Viola explained the issue of women speaking up so well. If it’s bad for all women, imagine how bad it is for Black women. As she said “All you have to do is maybe roll your eyes, and that’s it.” She also brought up the white savior trope in movies and how Black stories are watered down to be acceptable to a white audience. She’s spoken before about her regret in starring in The Help, and she mentioned that and said she “feels like I betrayed myself, and my people, because I was in a movie that wasn’t ready to [tell the whole truth].” She said that film was “created in the filter and the cesspool of systemic racism.” (Incidentally, the author of the book it was based on was sued by the maid whose life story she appropriated.)

In October, Viola did an interview with Jimmy Kimmel where she excitedly talked about playing Ma Rainey! You can see that here. She said she loved wearing the fat suit and that she “told them that I wanted really big titties.” I thought that was so cute. Filming wrapped on that last August, but there’s no release date yet that I can find. It’s coming out on Netflix.

Viola went viral earlier this month when a 2018 interview with comments she’d made about her career got shared on social media. She said, in part, that pay inequality for women of color is egregious in Hollywood and that women like Meryl Streep and Julianne Moore get so many more roles, opportunities and pay. She worked in television for so long because film leads are scarce. All of this continues to happen to her despite the fact that she’s only a Grammy away from an EGOT. She needs to narrate all the books.

View this post on Instagram

In 2015, @violadavis became the first Black woman ever to win an Emmy for lead actress in a drama for ‘How to Get Away With Murder.’ In 2017, she won an Oscar for her supporting role as Rose Maxson in ‘Fences’—a part for which she also collected a Tony.

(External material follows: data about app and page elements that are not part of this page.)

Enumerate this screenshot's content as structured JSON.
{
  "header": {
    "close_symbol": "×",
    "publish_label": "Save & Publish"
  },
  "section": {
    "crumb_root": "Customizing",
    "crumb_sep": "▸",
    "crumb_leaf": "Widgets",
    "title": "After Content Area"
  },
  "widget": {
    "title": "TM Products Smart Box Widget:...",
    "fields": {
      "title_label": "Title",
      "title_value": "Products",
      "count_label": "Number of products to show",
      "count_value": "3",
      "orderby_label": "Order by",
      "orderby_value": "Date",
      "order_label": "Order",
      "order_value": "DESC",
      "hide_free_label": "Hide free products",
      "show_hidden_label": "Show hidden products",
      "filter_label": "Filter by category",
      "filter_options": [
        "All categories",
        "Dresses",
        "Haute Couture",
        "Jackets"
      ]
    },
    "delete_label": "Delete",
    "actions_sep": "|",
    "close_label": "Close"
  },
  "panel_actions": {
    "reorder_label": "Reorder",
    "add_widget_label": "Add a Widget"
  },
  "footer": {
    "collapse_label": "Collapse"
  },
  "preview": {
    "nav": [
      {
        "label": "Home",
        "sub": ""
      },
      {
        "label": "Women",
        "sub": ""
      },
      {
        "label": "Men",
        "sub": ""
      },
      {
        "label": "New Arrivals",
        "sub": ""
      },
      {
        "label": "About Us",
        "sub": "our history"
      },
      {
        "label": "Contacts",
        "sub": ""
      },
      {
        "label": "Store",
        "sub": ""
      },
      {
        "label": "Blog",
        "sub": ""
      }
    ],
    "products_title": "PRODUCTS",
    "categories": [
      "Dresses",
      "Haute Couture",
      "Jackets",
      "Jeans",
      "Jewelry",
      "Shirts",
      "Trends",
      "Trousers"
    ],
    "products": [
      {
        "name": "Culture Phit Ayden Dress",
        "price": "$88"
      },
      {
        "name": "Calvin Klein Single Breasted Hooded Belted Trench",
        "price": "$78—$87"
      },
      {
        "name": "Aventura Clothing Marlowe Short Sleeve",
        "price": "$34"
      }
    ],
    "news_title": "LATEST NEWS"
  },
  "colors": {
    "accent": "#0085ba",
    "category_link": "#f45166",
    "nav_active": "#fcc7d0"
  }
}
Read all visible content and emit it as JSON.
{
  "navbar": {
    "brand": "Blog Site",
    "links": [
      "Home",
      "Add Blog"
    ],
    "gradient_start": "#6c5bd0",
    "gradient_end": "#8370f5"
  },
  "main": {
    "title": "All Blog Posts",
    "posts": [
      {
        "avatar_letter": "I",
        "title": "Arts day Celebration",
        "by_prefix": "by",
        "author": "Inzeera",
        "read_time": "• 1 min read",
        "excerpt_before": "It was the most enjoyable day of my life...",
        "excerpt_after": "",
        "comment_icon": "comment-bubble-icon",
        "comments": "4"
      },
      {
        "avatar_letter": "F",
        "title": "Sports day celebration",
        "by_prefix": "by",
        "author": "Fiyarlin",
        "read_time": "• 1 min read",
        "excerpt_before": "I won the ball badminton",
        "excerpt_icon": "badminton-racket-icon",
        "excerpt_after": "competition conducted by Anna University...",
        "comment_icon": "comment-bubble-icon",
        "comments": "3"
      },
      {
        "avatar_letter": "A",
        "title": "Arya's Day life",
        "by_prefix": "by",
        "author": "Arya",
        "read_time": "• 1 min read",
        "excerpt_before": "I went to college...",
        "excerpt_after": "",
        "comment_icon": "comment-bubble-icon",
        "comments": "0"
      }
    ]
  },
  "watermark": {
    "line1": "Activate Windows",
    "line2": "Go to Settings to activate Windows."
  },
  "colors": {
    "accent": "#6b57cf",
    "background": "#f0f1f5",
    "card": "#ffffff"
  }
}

Today, she is using her own production company to give young Black actors a platform—in every stage of their careers. “There’s not enough opportunities out there to bring that unknown, faceless Black actress to the ranks of the known. To pop her!” Davis tells V.F., naming other performers—Emma Stone, Reese Witherspoon, Kristen Stewart—all “fabulous white actresses,” who have had “a wonderful role for each stage of their lives, that brought them to the stage they are now. We can’t say that for many actors of color.” Read our July/August cover story at the link in bio. Story by @soniasaraiya Photographed by @dario.studio Styled by @elizabethstewart1 Gown: @giorgioarmani Earrings: @mounserstudio Cuff: @gilesandbrother

A post shared by Vanity Fair (@vanityfair) on

A post shared by Vanity Fair (@vanityfair) on

View this post on Instagram

“Not a lot of narratives are also invested in our humanity,” says @ViolaDavis, who’s set to star as Michelle Obama and blues legend Ma Rainey in upcoming projects. “They’re invested in the idea of what it means to be Black, but…it’s catering to the white audience. The white audience at the most can sit and get an academic lesson into how we are. Then they leave the movie theater and they talk about what it meant. They’re not moved by who we were.” At the link in bio, the Academy Award winner speaks to @soniasaraiya about championing Black stories, her journey to Hollywood, and what she hopes her company, JuVee Productions, will provide to young non-white actors. Story by @soniasaraiya Photographed by @dario.studio Styled by @elizabethstewart1 Gown: @alexandermcqueen Earrings: @jenniferfisherjewelry Cuff: @celine Makeup: @lorealparis

A post shared by Vanity Fair (@vanityfair) on

A post shared by Vanity Fair (@vanityfair) on

Source: Read Full Article